She’s Not There is a well-written, funny, and also at times painful memoir about a trans woman who transitioned in her early forties. Although it takes place not too long ago (it was published in 2003, and Jennifer transitioned in 2001-2003 or thereabouts), times were really different then, in particular for trans people.
I found the stories of how she was treated when people saw her as a man versus when they saw her as a woman to be really interesting and eye-opening, sometimes horrifying. As the spouse of a trans man, I admit I found Jenny’s wife’s and friends’ reactions to be a little puzzling; but as I said, times were different, and I also recognize that not everyone feels the way I do (or did) and can be so happy for the person finally deciding to follow their truth and transition.
Some of the language in this did bother me some – namely a lot of the language around ‘becoming a woman’. To me, Jenny always was a woman, regardless of hormones, surgery, clothes, or makeup. Also, the phrase ‘former transsexual’ truly baffles me. Once you do hormones and surgery, you’re no longer trans? I don’t think that makes sense.
I do recognize that the person who wrote this is trans and thus she is fully entitled to use whatever language works for her and I, as a cisgendered person, am in no place to criticize it; that said, I know many (younger) trans people today would not generally agree with some of it. But language evolves, even inside of 15 years, and so do attitudes and understandings of what it is to be trans (or gay, or a woman, or anything else – you name it).
All in all, this was a great book that gave a very real glimpse into the inner struggle of what it’s like to be trans, and all the pain and long years of contemplation and even fighting against it that many people like Jenny live through. I would highly recommend this book to anyone interested in learning more about what trans people go through from a first-hand perspective. – Anne ⭐️⭐️⭐️⭐️
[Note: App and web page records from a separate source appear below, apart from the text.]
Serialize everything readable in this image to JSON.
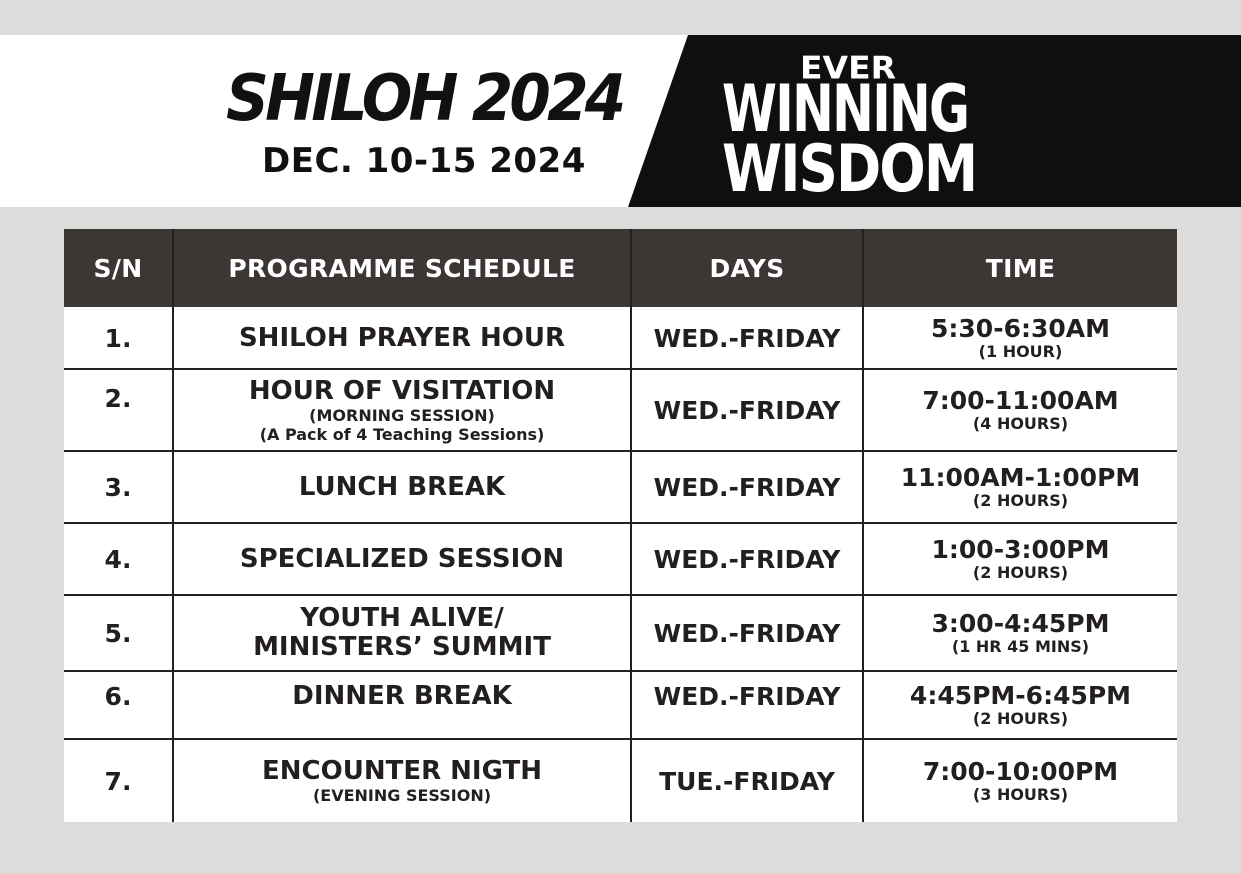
{
  "banner": {
    "event_title": "SHILOH 2024",
    "event_dates": "DEC. 10-15 2024",
    "theme_line1": "EVER",
    "theme_line2": "WINNING",
    "theme_line3": "WISDOM",
    "colors": {
      "light_bg": "#ffffff",
      "dark_bg": "#0f0f0f",
      "page_bg": "#dcdcda"
    }
  },
  "table": {
    "headers": {
      "sn": "S/N",
      "programme": "PROGRAMME SCHEDULE",
      "days": "DAYS",
      "time": "TIME"
    },
    "header_color": "#3c3634",
    "rows": [
      {
        "sn": "1.",
        "programme": "SHILOH PRAYER HOUR",
        "programme_sub": "",
        "programme_sub2": "",
        "days": "WED.-FRIDAY",
        "time": "5:30-6:30AM",
        "duration": "(1 HOUR)"
      },
      {
        "sn": "2.",
        "programme": "HOUR OF VISITATION",
        "programme_sub": "(MORNING SESSION)",
        "programme_sub2": "(A Pack of 4 Teaching Sessions)",
        "days": "WED.-FRIDAY",
        "time": "7:00-11:00AM",
        "duration": "(4 HOURS)"
      },
      {
        "sn": "3.",
        "programme": "LUNCH BREAK",
        "programme_sub": "",
        "programme_sub2": "",
        "days": "WED.-FRIDAY",
        "time": "11:00AM-1:00PM",
        "duration": "(2 HOURS)"
      },
      {
        "sn": "4.",
        "programme": "SPECIALIZED SESSION",
        "programme_sub": "",
        "programme_sub2": "",
        "days": "WED.-FRIDAY",
        "time": "1:00-3:00PM",
        "duration": "(2 HOURS)"
      },
      {
        "sn": "5.",
        "programme": "YOUTH ALIVE/",
        "programme_line2": "MINISTERS’ SUMMIT",
        "programme_sub": "",
        "programme_sub2": "",
        "days": "WED.-FRIDAY",
        "time": "3:00-4:45PM",
        "duration": "(1 HR 45 MINS)"
      },
      {
        "sn": "6.",
        "programme": "DINNER BREAK",
        "programme_sub": "",
        "programme_sub2": "",
        "days": "WED.-FRIDAY",
        "time": "4:45PM-6:45PM",
        "duration": "(2 HOURS)"
      },
      {
        "sn": "7.",
        "programme": "ENCOUNTER NIGTH",
        "programme_sub": "(EVENING SESSION)",
        "programme_sub2": "",
        "days": "TUE.-FRIDAY",
        "time": "7:00-10:00PM",
        "duration": "(3 HOURS)"
      }
    ]
  }
}
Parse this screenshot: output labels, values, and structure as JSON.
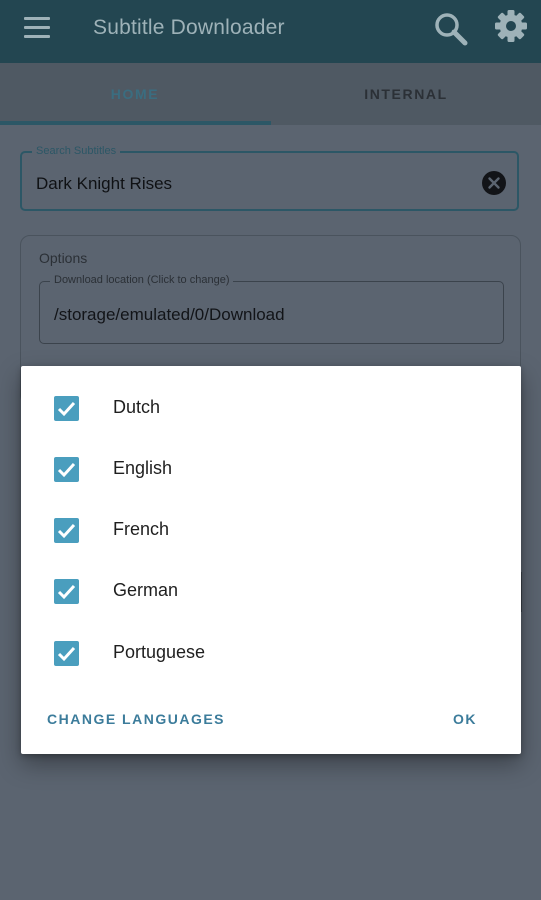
{
  "appbar": {
    "title": "Subtitle Downloader",
    "icons": {
      "menu": "menu-icon",
      "search": "search-icon",
      "settings": "gear-icon"
    },
    "colors": {
      "background": "#234651",
      "foreground": "#9eb2b8"
    }
  },
  "tabs": [
    {
      "label": "HOME",
      "selected": true
    },
    {
      "label": "INTERNAL",
      "selected": false
    }
  ],
  "search": {
    "legend": "Search Subtitles",
    "value": "Dark Knight Rises",
    "clear_icon": "close-circle-icon"
  },
  "options": {
    "title": "Options",
    "location_legend": "Download location (Click to change)",
    "location_value": "/storage/emulated/0/Download"
  },
  "dialog": {
    "languages": [
      {
        "label": "Dutch",
        "checked": true
      },
      {
        "label": "English",
        "checked": true
      },
      {
        "label": "French",
        "checked": true
      },
      {
        "label": "German",
        "checked": true
      },
      {
        "label": "Portuguese",
        "checked": true
      }
    ],
    "change_label": "CHANGE LANGUAGES",
    "ok_label": "OK",
    "accent_color": "#4a9ebe"
  }
}
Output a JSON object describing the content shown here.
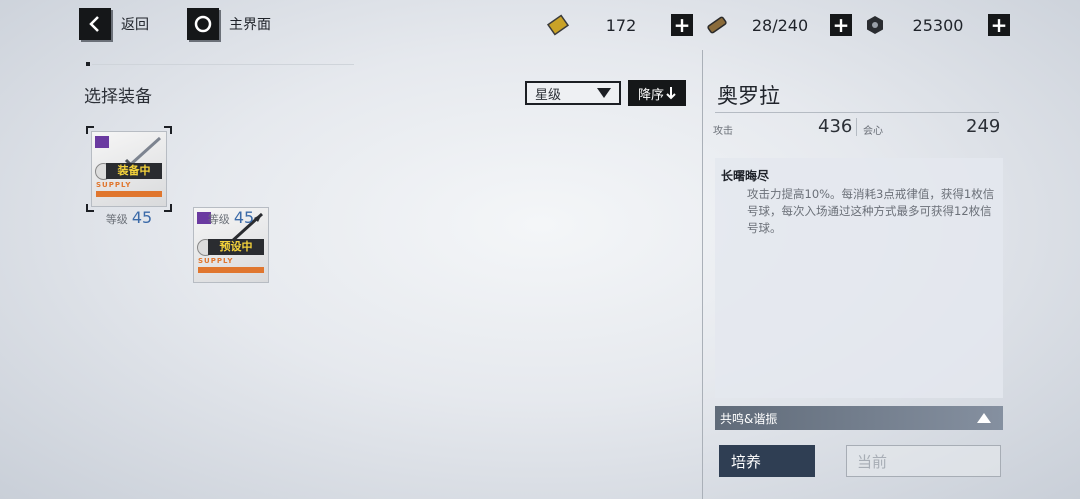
{
  "nav": {
    "back_label": "返回",
    "home_label": "主界面"
  },
  "resources": [
    {
      "icon": "gold-ticket-icon",
      "value": "172"
    },
    {
      "icon": "battery-icon",
      "value": "28/240"
    },
    {
      "icon": "hex-coin-icon",
      "value": "25300"
    }
  ],
  "equipment": {
    "title": "选择装备",
    "sort_value": "星级",
    "order_label": "降序",
    "items": [
      {
        "badge": "装备中",
        "supply": "SUPPLY",
        "level_label": "等级",
        "level": "45"
      },
      {
        "badge": "预设中",
        "supply": "SUPPLY",
        "level_label": "等级",
        "level": "45"
      }
    ]
  },
  "details": {
    "name": "奥罗拉",
    "stats": [
      {
        "label": "攻击",
        "value": "436"
      },
      {
        "label": "会心",
        "value": "249"
      }
    ],
    "skill_name": "长曙晦尽",
    "skill_desc": "攻击力提高10%。每消耗3点戒律值，获得1枚信号球，每次入场通过这种方式最多可获得12枚信号球。",
    "resonance_label": "共鸣&谐振",
    "cultivate_label": "培养",
    "current_label": "当前"
  },
  "colors": {
    "accent_dark": "#151719",
    "level_blue": "#3b6aa8",
    "badge_yellow": "#f5d33b",
    "supply_orange": "#e0762e"
  }
}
This is my second time reading She’s Not There and I’m glad I revisited it. There were so many great stories I had forgotten about.
This memoir follows a trans woman’s journey as she transitions genders later in life.
Jenny’s stories are sad and humorous – ultimately though, the message that I found throughout each chapter is absolutely one of hope.
As a trans man, I enjoyed this book a lot. I think it makes a good read for non-trans folk to get a glimpse into the life and daily battles of a trans person, encompassing the ups and downs in the periods before, during, and after a gender transition.
I also appreciated how an anecdote about a magic trick from childhood makes it full circle when Jenny later visits a magic shop with her children in one of the final chapters.
Some of the phrasing (such as ‘becoming a woman’ and ‘former transsexual’) felt a little awkward to me, but I think that could largely be because of how language adapts and changes over time and the phrases I personally use. I still think the book is a great resource, an entertaining read, and a really insightful look into the life of a very inspiring writer! – Jake ⭐️⭐️⭐️⭐️